### AIM OF THE TASK:
With the pictures removed, write out the data below exactly.

SOURCE RECORDS Start Marker

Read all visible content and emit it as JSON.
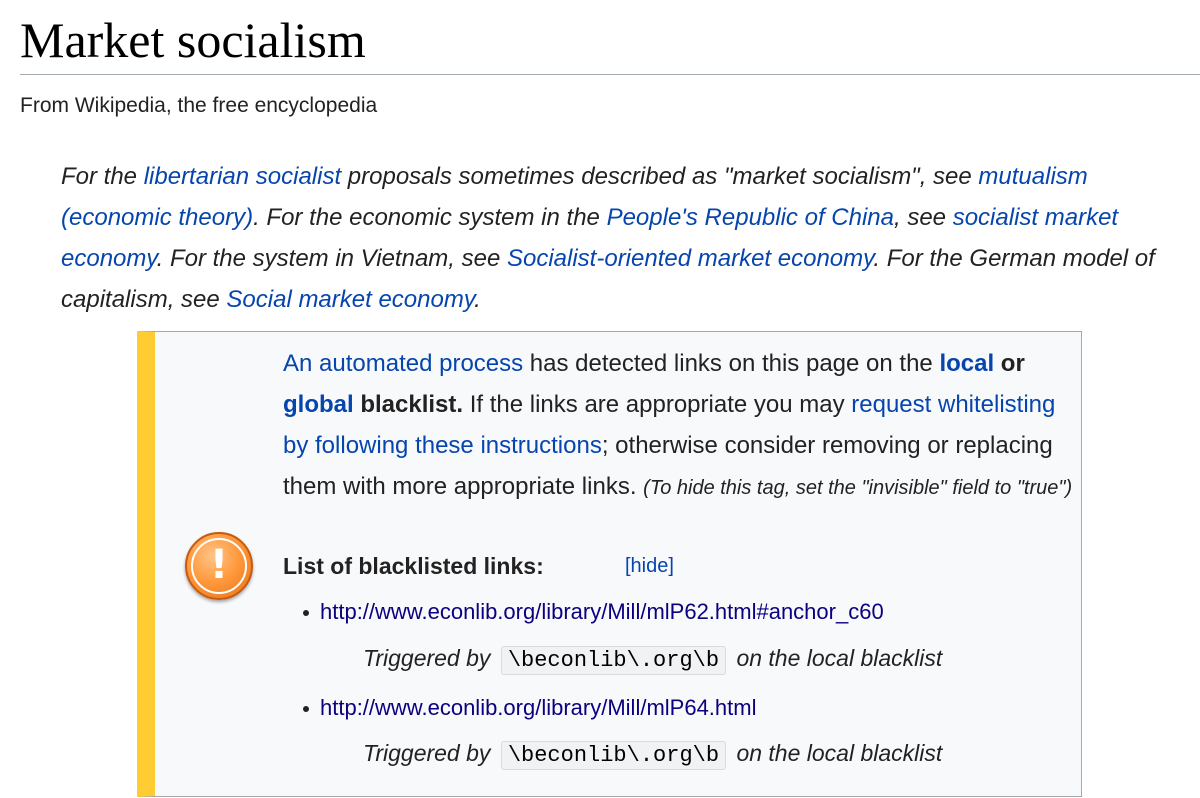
{
  "page": {
    "title": "Market socialism",
    "tagline": "From Wikipedia, the free encyclopedia"
  },
  "hatnote": {
    "t1": "For the ",
    "l1": "libertarian socialist",
    "t2": " proposals sometimes described as \"market socialism\", see ",
    "l2": "mutualism (economic theory)",
    "t3": ". For the economic system in the ",
    "l3": "People's Republic of China",
    "t4": ", see ",
    "l4": "socialist market economy",
    "t5": ". For the system in Vietnam, see ",
    "l5": "Socialist-oriented market economy",
    "t6": ". For the German model of capitalism, see ",
    "l6": "Social market economy",
    "t7": "."
  },
  "ambox": {
    "icon": "warning-exclamation-icon",
    "l_process": "An automated process",
    "t1": " has detected links on this page on the ",
    "l_local": "local",
    "t_or": " or ",
    "l_global": "global",
    "t_blacklist": " blacklist.",
    "t2": " If the links are appropriate you may ",
    "l_request": "request whitelisting by following these instructions",
    "t3": "; otherwise consider removing or replacing them with more appropriate links. ",
    "small": "(To hide this tag, set the \"invisible\" field to \"true\")",
    "list_header": "List of blacklisted links:",
    "hide": "[hide]",
    "links": [
      {
        "url": "http://www.econlib.org/library/Mill/mlP62.html#anchor_c60",
        "trig_pre": "Triggered by",
        "code": "\\beconlib\\.org\\b",
        "trig_post": "on the local blacklist"
      },
      {
        "url": "http://www.econlib.org/library/Mill/mlP64.html",
        "trig_pre": "Triggered by",
        "code": "\\beconlib\\.org\\b",
        "trig_post": "on the local blacklist"
      }
    ]
  },
  "colors": {
    "link": "#0645ad",
    "visited_link": "#0b0080",
    "ambox_stripe": "#ffcc33",
    "ambox_bg": "#f8f9fa",
    "border": "#a2a9b1",
    "icon": "#ff9a3c"
  }
}
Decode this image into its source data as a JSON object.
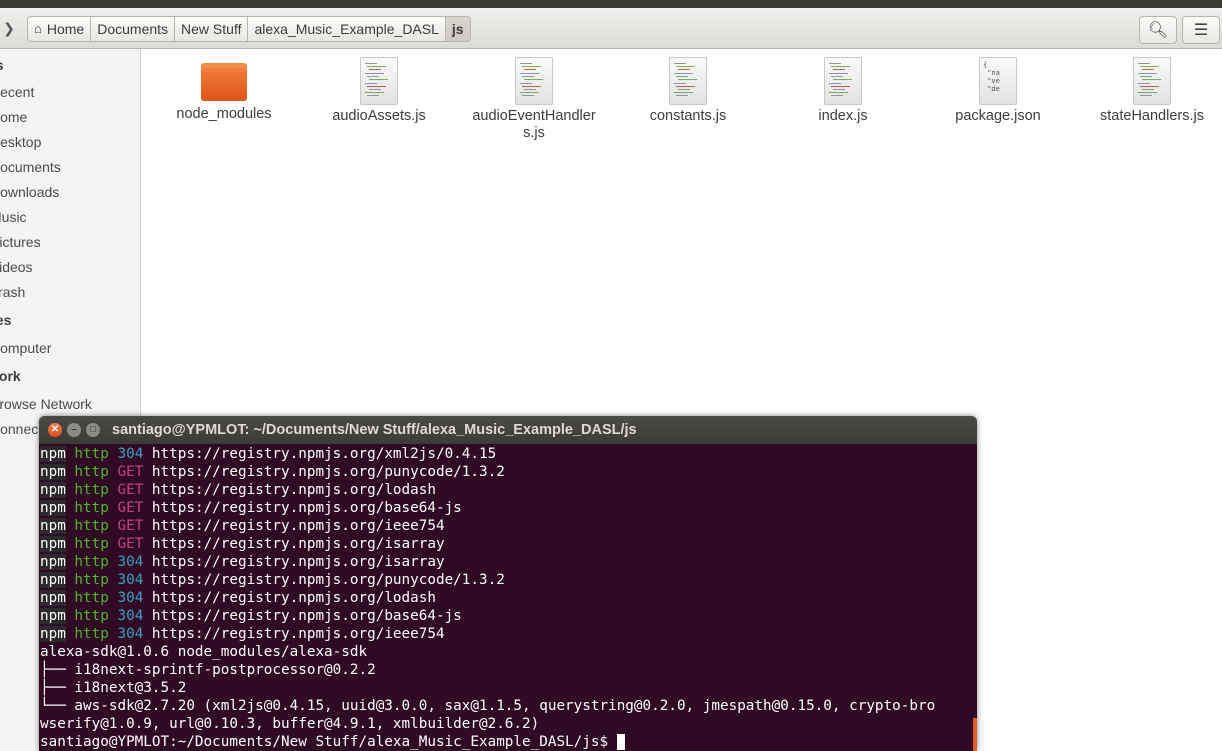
{
  "breadcrumb": [
    "Home",
    "Documents",
    "New Stuff",
    "alexa_Music_Example_DASL",
    "js"
  ],
  "sidebar": [
    {
      "label": "es",
      "type": "head"
    },
    {
      "label": "Recent",
      "type": "item"
    },
    {
      "label": "Home",
      "type": "item"
    },
    {
      "label": "Desktop",
      "type": "item"
    },
    {
      "label": "Documents",
      "type": "item"
    },
    {
      "label": "Downloads",
      "type": "item"
    },
    {
      "label": "Music",
      "type": "item"
    },
    {
      "label": "Pictures",
      "type": "item"
    },
    {
      "label": "Videos",
      "type": "item"
    },
    {
      "label": "Trash",
      "type": "item"
    },
    {
      "label": "ces",
      "type": "head"
    },
    {
      "label": "Computer",
      "type": "item"
    },
    {
      "label": "work",
      "type": "head"
    },
    {
      "label": "Browse Network",
      "type": "item"
    },
    {
      "label": "Connec",
      "type": "item"
    }
  ],
  "files": [
    {
      "name": "node_modules",
      "icon": "folder-icon"
    },
    {
      "name": "audioAssets.js",
      "icon": "js-file-icon"
    },
    {
      "name": "audioEventHandler\ns.js",
      "icon": "js-file-icon"
    },
    {
      "name": "constants.js",
      "icon": "js-file-icon"
    },
    {
      "name": "index.js",
      "icon": "js-file-icon"
    },
    {
      "name": "package.json",
      "icon": "json-file-icon"
    },
    {
      "name": "stateHandlers.js",
      "icon": "js-file-icon"
    }
  ],
  "json_preview": "{\n \"na\n \"ve\n \"de",
  "terminal": {
    "title": "santiago@YPMLOT: ~/Documents/New Stuff/alexa_Music_Example_DASL/js",
    "npm_lines": [
      {
        "method": "304",
        "url": "https://registry.npmjs.org/xml2js/0.4.15"
      },
      {
        "method": "GET",
        "url": "https://registry.npmjs.org/punycode/1.3.2"
      },
      {
        "method": "GET",
        "url": "https://registry.npmjs.org/lodash"
      },
      {
        "method": "GET",
        "url": "https://registry.npmjs.org/base64-js"
      },
      {
        "method": "GET",
        "url": "https://registry.npmjs.org/ieee754"
      },
      {
        "method": "GET",
        "url": "https://registry.npmjs.org/isarray"
      },
      {
        "method": "304",
        "url": "https://registry.npmjs.org/isarray"
      },
      {
        "method": "304",
        "url": "https://registry.npmjs.org/punycode/1.3.2"
      },
      {
        "method": "304",
        "url": "https://registry.npmjs.org/lodash"
      },
      {
        "method": "304",
        "url": "https://registry.npmjs.org/base64-js"
      },
      {
        "method": "304",
        "url": "https://registry.npmjs.org/ieee754"
      }
    ],
    "npm_label": "npm",
    "http_label": "http",
    "tree_lines": [
      "alexa-sdk@1.0.6 node_modules/alexa-sdk",
      "├── i18next-sprintf-postprocessor@0.2.2",
      "├── i18next@3.5.2",
      "└── aws-sdk@2.7.20 (xml2js@0.4.15, uuid@3.0.0, sax@1.1.5, querystring@0.2.0, jmespath@0.15.0, crypto-bro",
      "wserify@1.0.9, url@0.10.3, buffer@4.9.1, xmlbuilder@2.6.2)"
    ],
    "prompt": "santiago@YPMLOT:~/Documents/New Stuff/alexa_Music_Example_DASL/js$ "
  },
  "colors": {
    "terminal_bg": "#300a24",
    "http": "#4fb72b",
    "get": "#c6427b",
    "code304": "#3e9ec4",
    "folder": "#f47c3a"
  }
}
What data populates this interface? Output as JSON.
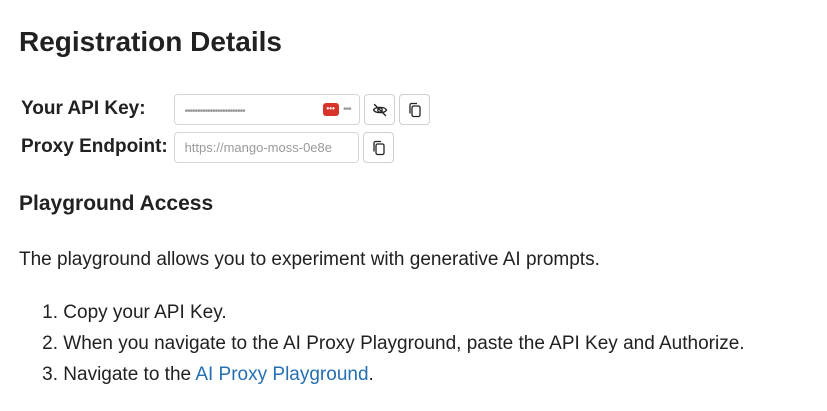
{
  "page_title": "Registration Details",
  "credentials": {
    "api_key_label": "Your API Key:",
    "api_key_masked": "••••••••••••••••••••••••",
    "api_key_masked_tail": "•••",
    "proxy_label": "Proxy Endpoint:",
    "proxy_value": "https://mango-moss-0e8e"
  },
  "icons": {
    "toggle_visibility": "eye-off-icon",
    "copy": "copy-icon"
  },
  "playground": {
    "heading": "Playground Access",
    "intro": "The playground allows you to experiment with generative AI prompts.",
    "steps": [
      {
        "num": "1.",
        "text": "Copy your API Key."
      },
      {
        "num": "2.",
        "text": "When you navigate to the AI Proxy Playground, paste the API Key and Authorize."
      },
      {
        "num": "3.",
        "text": "Navigate to the ",
        "link": "AI Proxy Playground",
        "after": "."
      }
    ]
  },
  "colors": {
    "text": "#212121",
    "link": "#2470b3",
    "password_manager_badge": "#d8342c",
    "border": "#d6d6d6"
  }
}
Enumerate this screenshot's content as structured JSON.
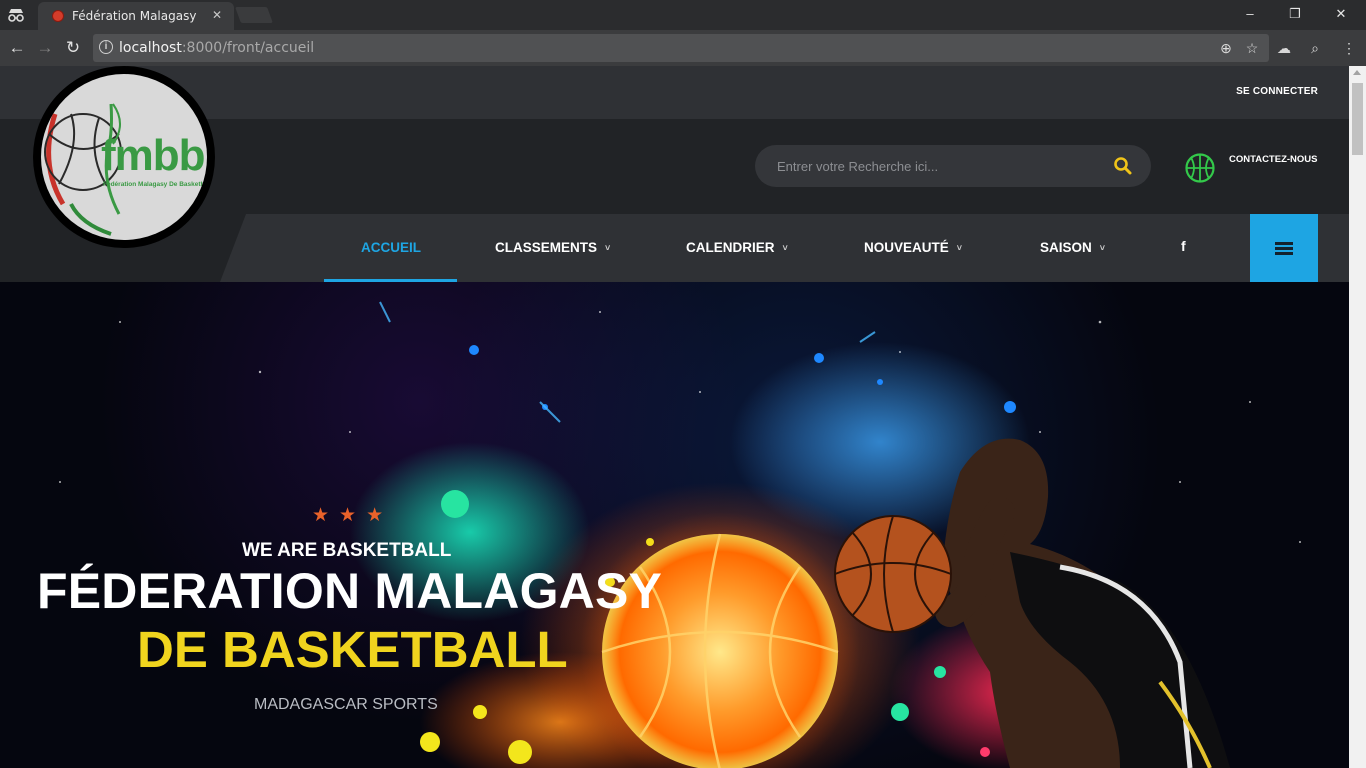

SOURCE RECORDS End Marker

### PROBLEM SOLUTION:
Read all visible content and emit it as JSON.
{
  "page": {
    "title": "Market socialism",
    "tagline": "From Wikipedia, the free encyclopedia"
  },
  "hatnote": {
    "t1": "For the ",
    "l1": "libertarian socialist",
    "t2": " proposals sometimes described as \"market socialism\", see ",
    "l2": "mutualism (economic theory)",
    "t3": ". For the economic system in the ",
    "l3": "People's Republic of China",
    "t4": ", see ",
    "l4": "socialist market economy",
    "t5": ". For the system in Vietnam, see ",
    "l5": "Socialist-oriented market economy",
    "t6": ". For the German model of capitalism, see ",
    "l6": "Social market economy",
    "t7": "."
  },
  "ambox": {
    "icon": "warning-exclamation-icon",
    "l_process": "An automated process",
    "t1": " has detected links on this page on the ",
    "l_local": "local",
    "t_or": " or ",
    "l_global": "global",
    "t_blacklist": " blacklist.",
    "t2": " If the links are appropriate you may ",
    "l_request": "request whitelisting by following these instructions",
    "t3": "; otherwise consider removing or replacing them with more appropriate links. ",
    "small": "(To hide this tag, set the \"invisible\" field to \"true\")",
    "list_header": "List of blacklisted links:",
    "hide": "[hide]",
    "links": [
      {
        "url": "http://www.econlib.org/library/Mill/mlP62.html#anchor_c60",
        "trig_pre": "Triggered by",
        "code": "\\beconlib\\.org\\b",
        "trig_post": "on the local blacklist"
      },
      {
        "url": "http://www.econlib.org/library/Mill/mlP64.html",
        "trig_pre": "Triggered by",
        "code": "\\beconlib\\.org\\b",
        "trig_post": "on the local blacklist"
      }
    ]
  },
  "colors": {
    "link": "#0645ad",
    "visited_link": "#0b0080",
    "ambox_stripe": "#ffcc33",
    "ambox_bg": "#f8f9fa",
    "border": "#a2a9b1",
    "icon": "#ff9a3c"
  }
}
Decode this image into its source data as a JSON object.
{
  "breadcrumb": [
    "Home",
    "Documents",
    "New Stuff",
    "alexa_Music_Example_DASL",
    "js"
  ],
  "sidebar": [
    {
      "label": "es",
      "type": "head"
    },
    {
      "label": "Recent",
      "type": "item"
    },
    {
      "label": "Home",
      "type": "item"
    },
    {
      "label": "Desktop",
      "type": "item"
    },
    {
      "label": "Documents",
      "type": "item"
    },
    {
      "label": "Downloads",
      "type": "item"
    },
    {
      "label": "Music",
      "type": "item"
    },
    {
      "label": "Pictures",
      "type": "item"
    },
    {
      "label": "Videos",
      "type": "item"
    },
    {
      "label": "Trash",
      "type": "item"
    },
    {
      "label": "ces",
      "type": "head"
    },
    {
      "label": "Computer",
      "type": "item"
    },
    {
      "label": "work",
      "type": "head"
    },
    {
      "label": "Browse Network",
      "type": "item"
    },
    {
      "label": "Connec",
      "type": "item"
    }
  ],
  "files": [
    {
      "name": "node_modules",
      "icon": "folder-icon"
    },
    {
      "name": "audioAssets.js",
      "icon": "js-file-icon"
    },
    {
      "name": "audioEventHandler\ns.js",
      "icon": "js-file-icon"
    },
    {
      "name": "constants.js",
      "icon": "js-file-icon"
    },
    {
      "name": "index.js",
      "icon": "js-file-icon"
    },
    {
      "name": "package.json",
      "icon": "json-file-icon"
    },
    {
      "name": "stateHandlers.js",
      "icon": "js-file-icon"
    }
  ],
  "json_preview": "{\n \"na\n \"ve\n \"de",
  "terminal": {
    "title": "santiago@YPMLOT: ~/Documents/New Stuff/alexa_Music_Example_DASL/js",
    "npm_lines": [
      {
        "method": "304",
        "url": "https://registry.npmjs.org/xml2js/0.4.15"
      },
      {
        "method": "GET",
        "url": "https://registry.npmjs.org/punycode/1.3.2"
      },
      {
        "method": "GET",
        "url": "https://registry.npmjs.org/lodash"
      },
      {
        "method": "GET",
        "url": "https://registry.npmjs.org/base64-js"
      },
      {
        "method": "GET",
        "url": "https://registry.npmjs.org/ieee754"
      },
      {
        "method": "GET",
        "url": "https://registry.npmjs.org/isarray"
      },
      {
        "method": "304",
        "url": "https://registry.npmjs.org/isarray"
      },
      {
        "method": "304",
        "url": "https://registry.npmjs.org/punycode/1.3.2"
      },
      {
        "method": "304",
        "url": "https://registry.npmjs.org/lodash"
      },
      {
        "method": "304",
        "url": "https://registry.npmjs.org/base64-js"
      },
      {
        "method": "304",
        "url": "https://registry.npmjs.org/ieee754"
      }
    ],
    "npm_label": "npm",
    "http_label": "http",
    "tree_lines": [
      "alexa-sdk@1.0.6 node_modules/alexa-sdk",
      "├── i18next-sprintf-postprocessor@0.2.2",
      "├── i18next@3.5.2",
      "└── aws-sdk@2.7.20 (xml2js@0.4.15, uuid@3.0.0, sax@1.1.5, querystring@0.2.0, jmespath@0.15.0, crypto-bro",
      "wserify@1.0.9, url@0.10.3, buffer@4.9.1, xmlbuilder@2.6.2)"
    ],
    "prompt": "santiago@YPMLOT:~/Documents/New Stuff/alexa_Music_Example_DASL/js$ "
  },
  "colors": {
    "terminal_bg": "#300a24",
    "http": "#4fb72b",
    "get": "#c6427b",
    "code304": "#3e9ec4",
    "folder": "#f47c3a"
  }
}
What data populates this interface? Output as JSON.
{
  "page_title": "Registration Details",
  "credentials": {
    "api_key_label": "Your API Key:",
    "api_key_masked": "••••••••••••••••••••••••",
    "api_key_masked_tail": "•••",
    "proxy_label": "Proxy Endpoint:",
    "proxy_value": "https://mango-moss-0e8e"
  },
  "icons": {
    "toggle_visibility": "eye-off-icon",
    "copy": "copy-icon"
  },
  "playground": {
    "heading": "Playground Access",
    "intro": "The playground allows you to experiment with generative AI prompts.",
    "steps": [
      {
        "num": "1.",
        "text": "Copy your API Key."
      },
      {
        "num": "2.",
        "text": "When you navigate to the AI Proxy Playground, paste the API Key and Authorize."
      },
      {
        "num": "3.",
        "text": "Navigate to the ",
        "link": "AI Proxy Playground",
        "after": "."
      }
    ]
  },
  "colors": {
    "text": "#212121",
    "link": "#2470b3",
    "password_manager_badge": "#d8342c",
    "border": "#d6d6d6"
  }
}
Enumerate this screenshot's content as structured JSON.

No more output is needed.